## WHAT YOU NEED TO DO
Would you return the data exactly as given, except for its pictures?

## PROVIDED DATA
_ _ _ _ _

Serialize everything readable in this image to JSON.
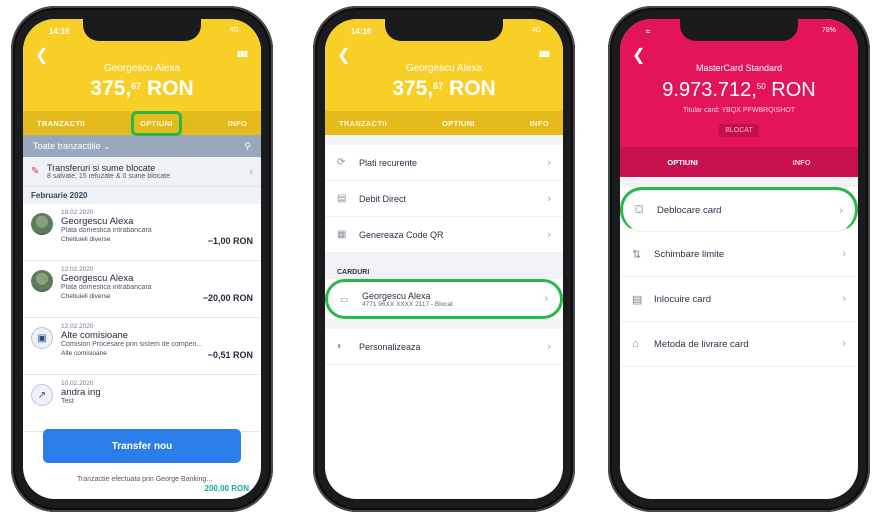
{
  "phone1": {
    "status_time": "14:16",
    "status_signal": "4G",
    "account_name": "Georgescu Alexa",
    "balance_int": "375,",
    "balance_dec": "67",
    "balance_cur": "RON",
    "tabs": [
      "TRANZACTII",
      "OPTIUNI",
      "INFO"
    ],
    "filter_label": "Toate tranzactiile",
    "blocked_title": "Transferuri si sume blocate",
    "blocked_sub": "8 salvate, 15 refuzate & 0 sume blocate",
    "month": "Februarie 2020",
    "transactions": [
      {
        "date": "18.02.2020",
        "name": "Georgescu Alexa",
        "sub": "Plata domestica intrabancara",
        "category": "Cheltuieli diverse",
        "amount": "−1,00 RON"
      },
      {
        "date": "12.02.2020",
        "name": "Georgescu Alexa",
        "sub": "Plata domestica intrabancara",
        "category": "Cheltuieli diverse",
        "amount": "−20,00 RON"
      },
      {
        "date": "12.02.2020",
        "name": "Alte comisioane",
        "sub": "Comision Procesare prin sistem de compen...",
        "category": "Alte comisioane",
        "amount": "−0,51 RON"
      },
      {
        "date": "10.02.2020",
        "name": "andra ing",
        "sub": "Test",
        "category": "",
        "amount": ""
      }
    ],
    "transfer_button": "Transfer nou",
    "peek_text": "Tranzactie efectuata prin George Banking...",
    "peek_amount": "200,00 RON"
  },
  "phone2": {
    "status_time": "14:16",
    "status_signal": "4G",
    "account_name": "Georgescu Alexa",
    "balance_int": "375,",
    "balance_dec": "67",
    "balance_cur": "RON",
    "tabs": [
      "TRANZACTII",
      "OPTIUNI",
      "INFO"
    ],
    "options": [
      "Plati recurente",
      "Debit Direct",
      "Genereaza Code QR"
    ],
    "cards_label": "CARDURI",
    "card_name": "Georgescu Alexa",
    "card_sub": "4771 96XX XXXX 2117 - Blocat",
    "personalize": "Personalizeaza"
  },
  "phone3": {
    "status_signal": "78%",
    "card_title": "MasterCard Standard",
    "balance_int": "9.973.712,",
    "balance_dec": "50",
    "balance_cur": "RON",
    "holder": "Titular card: YBQX PFWBRQISHOT",
    "badge": "BLOCAT",
    "tabs": [
      "OPTIUNI",
      "INFO"
    ],
    "options": [
      "Deblocare card",
      "Schimbare limite",
      "Inlocuire card",
      "Metoda de livrare card"
    ]
  },
  "colors": {
    "yellow": "#f7cf27",
    "pink": "#e4145b",
    "green_highlight": "#27b84a",
    "blue_button": "#2b7de9"
  }
}
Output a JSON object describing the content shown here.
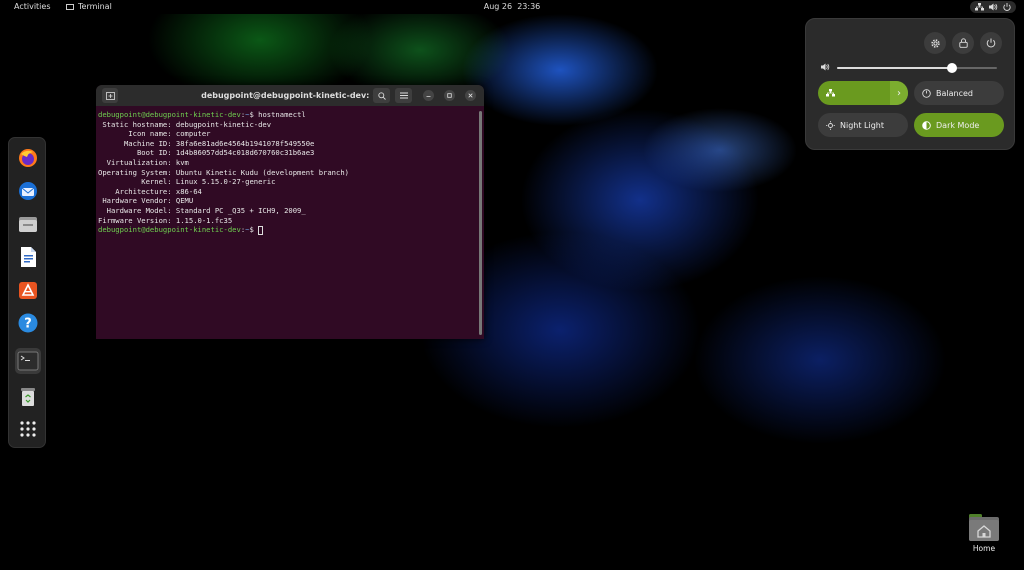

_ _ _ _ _

## WRITTEN ANSWER
Serialize everything readable in this image to JSON.
{
  "phone1": {
    "status_time": "14:16",
    "status_signal": "4G",
    "account_name": "Georgescu Alexa",
    "balance_int": "375,",
    "balance_dec": "67",
    "balance_cur": "RON",
    "tabs": [
      "TRANZACTII",
      "OPTIUNI",
      "INFO"
    ],
    "filter_label": "Toate tranzactiile",
    "blocked_title": "Transferuri si sume blocate",
    "blocked_sub": "8 salvate, 15 refuzate & 0 sume blocate",
    "month": "Februarie 2020",
    "transactions": [
      {
        "date": "18.02.2020",
        "name": "Georgescu Alexa",
        "sub": "Plata domestica intrabancara",
        "category": "Cheltuieli diverse",
        "amount": "−1,00 RON"
      },
      {
        "date": "12.02.2020",
        "name": "Georgescu Alexa",
        "sub": "Plata domestica intrabancara",
        "category": "Cheltuieli diverse",
        "amount": "−20,00 RON"
      },
      {
        "date": "12.02.2020",
        "name": "Alte comisioane",
        "sub": "Comision Procesare prin sistem de compen...",
        "category": "Alte comisioane",
        "amount": "−0,51 RON"
      },
      {
        "date": "10.02.2020",
        "name": "andra ing",
        "sub": "Test",
        "category": "",
        "amount": ""
      }
    ],
    "transfer_button": "Transfer nou",
    "peek_text": "Tranzactie efectuata prin George Banking...",
    "peek_amount": "200,00 RON"
  },
  "phone2": {
    "status_time": "14:16",
    "status_signal": "4G",
    "account_name": "Georgescu Alexa",
    "balance_int": "375,",
    "balance_dec": "67",
    "balance_cur": "RON",
    "tabs": [
      "TRANZACTII",
      "OPTIUNI",
      "INFO"
    ],
    "options": [
      "Plati recurente",
      "Debit Direct",
      "Genereaza Code QR"
    ],
    "cards_label": "CARDURI",
    "card_name": "Georgescu Alexa",
    "card_sub": "4771 96XX XXXX 2117 - Blocat",
    "personalize": "Personalizeaza"
  },
  "phone3": {
    "status_signal": "78%",
    "card_title": "MasterCard Standard",
    "balance_int": "9.973.712,",
    "balance_dec": "50",
    "balance_cur": "RON",
    "holder": "Titular card: YBQX PFWBRQISHOT",
    "badge": "BLOCAT",
    "tabs": [
      "OPTIUNI",
      "INFO"
    ],
    "options": [
      "Deblocare card",
      "Schimbare limite",
      "Inlocuire card",
      "Metoda de livrare card"
    ]
  },
  "colors": {
    "yellow": "#f7cf27",
    "pink": "#e4145b",
    "green_highlight": "#27b84a",
    "blue_button": "#2b7de9"
  }
}
Output a JSON object describing the content shown here.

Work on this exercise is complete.